“This year, under our budget for regular police, we have R2.8 million, and then we had some money allocated for the car hire component. Bear in mind that the police cannot do without car hire for some years. For instance now with the Covid-19 pandemic, we need vehicles for special patrols. We cannot remove our vehicles which are attached to the police stations as we still need to serve the communities […]. So this year, the allocation would not have been sufficient, so we moved early. I took a component of the car hire component in the budget, and added it to that assigned for the acquisition of cars, and we moved early through procurement, through car dealers and we have already acquired our vehicles for this budget. We have already signed the contract,” Mrs Lebon stated, noting that the first batch of vehicles are expected to arrive this week, and work started for branding, installation of GPS equipment and the recording of the vehicles in asset management prior to being released to police stations.
With the acquisition of its own fleet, the force expects to by this month be able to return at least 10 of the hired vehicles, although it still intends to keep at least two on a monthly basis.
Honourable Sandy Arrisol sought a guarantee from DC Songor that ANB can and will deliver on its mandate to combat the drug issue in the country. The agency has been allocated R64,274,000, which is over R10,000,000 above that of the 2020 budget.
DC Songor in response said there is ongoing work to step up the war against drugs, also going further to note reforms within the agency, which are to be communicated to the public in the coming weeks. DC Songor also pointed out that ANB has, since the beginning of the year been more proactive by being more transparent with the public.

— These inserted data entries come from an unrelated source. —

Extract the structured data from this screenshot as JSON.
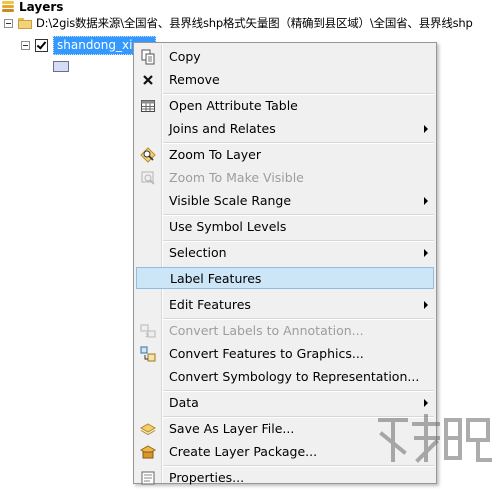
{
  "toc": {
    "title": "Layers",
    "path": "D:\\2gis数据来源\\全国省、县界线shp格式矢量图（精确到县区域）\\全国省、县界线shp",
    "layer_name": "shandong_xia..."
  },
  "context_menu": {
    "items": [
      {
        "label": "Copy",
        "icon": "copy-icon"
      },
      {
        "label": "Remove",
        "icon": "remove-icon"
      },
      {
        "label": "Open Attribute Table",
        "icon": "table-icon"
      },
      {
        "label": "Joins and Relates",
        "icon": "none"
      },
      {
        "label": "Zoom To Layer",
        "icon": "zoom-to-layer-icon"
      },
      {
        "label": "Zoom To Make Visible",
        "icon": "zoom-visible-icon"
      },
      {
        "label": "Visible Scale Range",
        "icon": "none"
      },
      {
        "label": "Use Symbol Levels",
        "icon": "none"
      },
      {
        "label": "Selection",
        "icon": "none"
      },
      {
        "label": "Label Features",
        "icon": "none"
      },
      {
        "label": "Edit Features",
        "icon": "none"
      },
      {
        "label": "Convert Labels to Annotation...",
        "icon": "convert-labels-icon"
      },
      {
        "label": "Convert Features to Graphics...",
        "icon": "convert-features-icon"
      },
      {
        "label": "Convert Symbology to Representation...",
        "icon": "none"
      },
      {
        "label": "Data",
        "icon": "none"
      },
      {
        "label": "Save As Layer File...",
        "icon": "layer-file-icon"
      },
      {
        "label": "Create Layer Package...",
        "icon": "layer-package-icon"
      },
      {
        "label": "Properties...",
        "icon": "properties-icon"
      }
    ]
  },
  "colors": {
    "selection": "#3399ff",
    "menu_background": "#f0f0f0",
    "menu_highlight": "#cde6f7",
    "disabled_text": "#9d9d9d"
  }
}
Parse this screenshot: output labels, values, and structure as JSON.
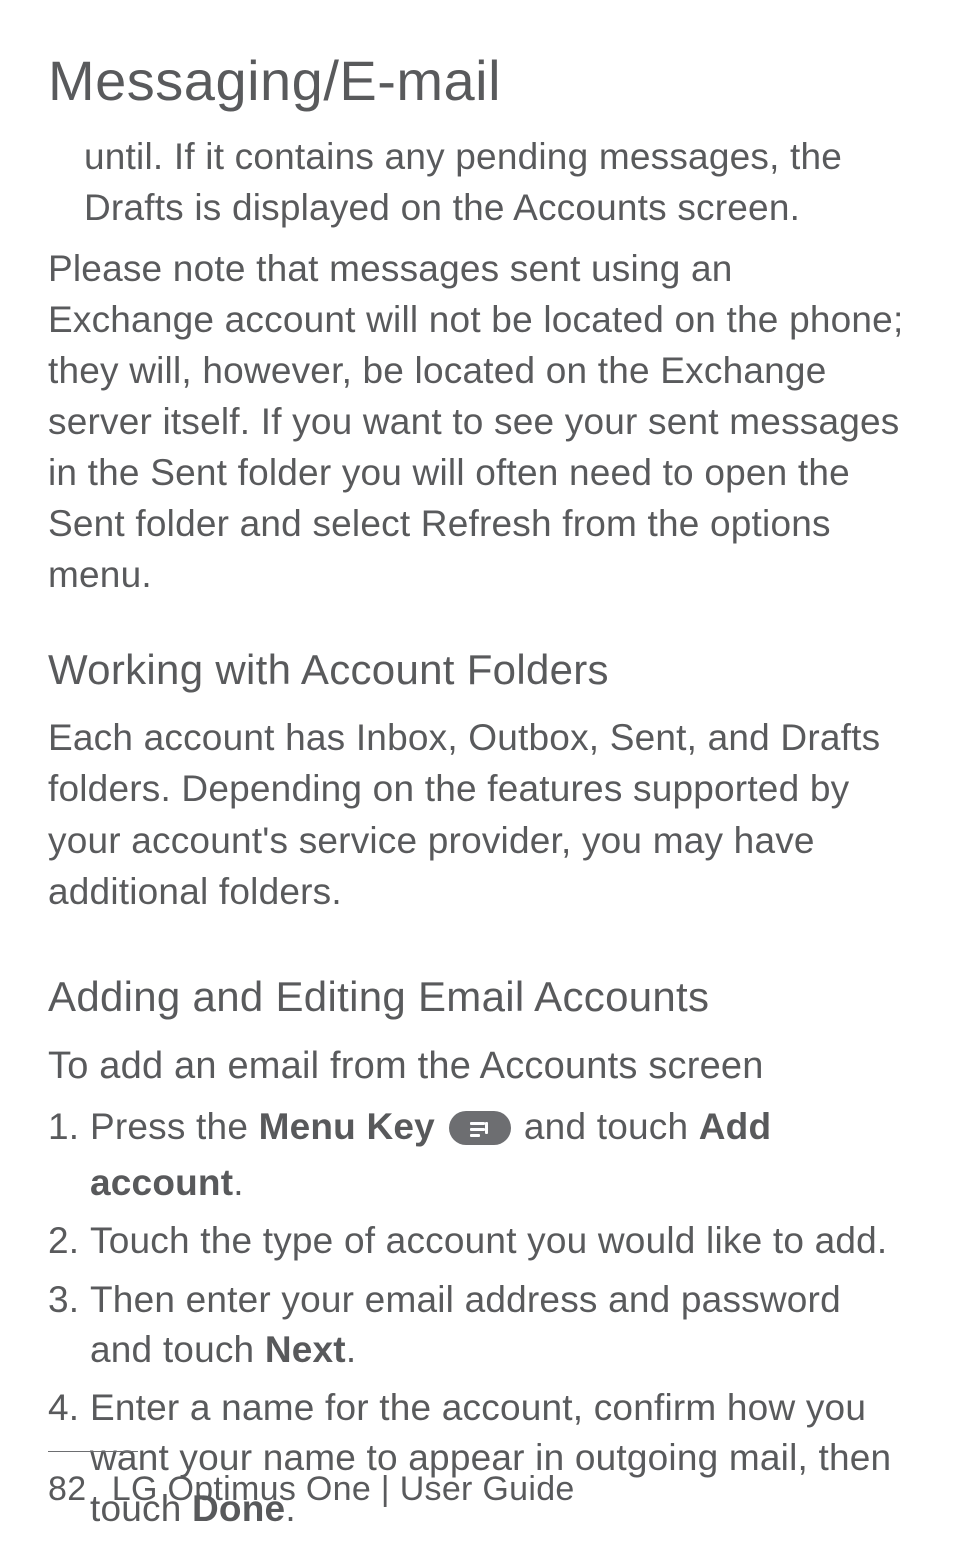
{
  "title": "Messaging/E-mail",
  "intro_hanging": "until. If it contains any pending messages, the Drafts is displayed on the Accounts screen.",
  "intro_main": "Please note that messages sent using an Exchange account will not be located on the phone; they will, however, be located on the Exchange server itself. If you want to see your sent messages in the Sent folder you will often need to open the Sent folder and select Refresh from the options menu.",
  "sections": {
    "folders": {
      "heading": "Working with Account Folders",
      "body": "Each account has Inbox, Outbox, Sent, and Drafts folders. Depending on the features supported by your account's service provider, you may have additional folders."
    },
    "accounts": {
      "heading": "Adding and Editing Email Accounts",
      "subheading": "To add an email from the Accounts screen",
      "steps": {
        "s1": {
          "pre": "Press the ",
          "menu_key": "Menu Key",
          "mid": " and touch ",
          "add_account": "Add account",
          "post": "."
        },
        "s2": "Touch the type of account you would like to add.",
        "s3": {
          "pre": "Then enter your email address and password and touch ",
          "next": "Next",
          "post": "."
        },
        "s4": {
          "pre": "Enter a name for the account, confirm how you want your name to appear in outgoing mail, then touch ",
          "done": "Done",
          "post": "."
        }
      }
    }
  },
  "footer": {
    "page_number": "82",
    "product": "LG Optimus One",
    "separator": "  |  ",
    "guide": "User Guide"
  },
  "icons": {
    "menu_key": "menu-key-icon"
  }
}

Considering the absence of forensic laboratory facilities locally, DC Songor informed the assembly that the majority of samples are sent to either one of two international forensic families with which the force collaborates, with 85 percent of cases sent to Mauritius for analysis. The budget component, set at R340,000 provides for the transportation of exhibits overseas for examination.
“Now that we have our budget, we have some serious work, but at the same time, there are some components that we need to add concurrently. Progression in our work will materialise eventually but for the time being as we are working to sort out the different parts, it will start off slowly, but I think towards the middle and end of the year, we will have gained traction to resolve some of our issues,” Minister Fonseka said in concluding.
The second appropriation put before the assembly for approval was that of the department of risk and disaster management (DRDM), represented by principal secretary Paul Labaleine and assistant administrative officer Maggie Dugasse. The entity, with a relatively smaller budget than other public service entities under the portfolio proposed a budget of R9,843,000.
The department is governed by the Disaster Risk Management Act 2014, and was established to be responsible for disaster risk reduction, management and civil protection in relation to natural, biological, technological, societal hazards, environmental and industrial emergencies.
Despite the smaller budget, the assembly deliberated lengthily about how the funds are to be used and the roles and functions of the department. The assembly is to consider the budget in a future session.